She thus criticizes the fact that exegetes demand equality as if it is an "ahistorical, timeless idea", with lack of contextualization (p.
But even as Johnson takes Brown and his generation of Catholic exegetes to task for neglecting the Fathers, Johnson's own way of utilizing them arguably banishes them further from the actual judgments and procedures of the exegete than Brown did.
The influence of the relationship between the Qur'an and the various sciences on defining the tools and resources of the exegete.
The volume serves the expert in the history of biblical interpretation as its contributors, who have mastered individual texts and faith communities, generalize by reading exegetical works themselves and not just the general prefaces, which may describe the intended method of the exegete but not what happens as the multi-layered richness of the biblical text is actually engaged.
She concludes by saying that exegetical methods of the past that sacrificed the integrity of the original intention and context of the text are no longer an option, but biblical scholars need to emulate the great exegetes of the past by following the principle of charity, which she showed to be deeply rooted in both Judaism and Christianity, and to engage with the burning issues of today.
Deweese also notes that Baptist exegetes who favor the ordination of women deacons employ the teachings of Jesus.
Louis), Earth, Wind, & Fire: Biblical And Theological Perspectives On Creation consists of twelve papers by experts in their fields that together provide the reader with a compelling dialogue between feminist exegetes and theologians on the subject of creation.
Such linkages form a personal eschatology for the former altar boy and invite viewers to be exegetes of the transmutation of flesh into spirit, spirit into flesh.
a) According to exegetes, the Aramaic word which in Latin is translated 'pro multis,' means 'pro omnibus': the multitude for whom Christ died is unbounded, which is the same as saying: Christ died for all.

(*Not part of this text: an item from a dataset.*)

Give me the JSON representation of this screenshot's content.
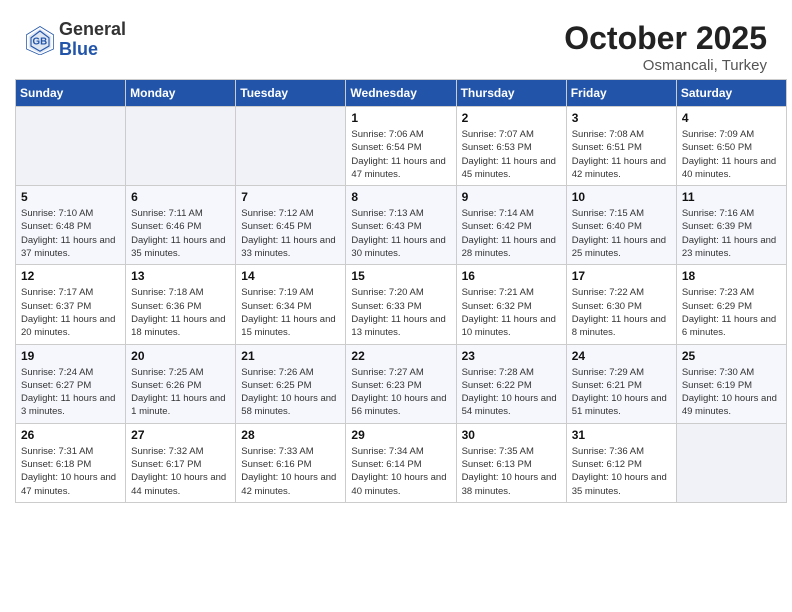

And it is certainly not the case that early Muslim exegetes restricted their investigation of the "occasions of revelation" to "moral conduct" laws or "legal aspects" of the Qur'an.
I will show that from the most famous exegetes such as, Abu Jarir al-Tabari (d.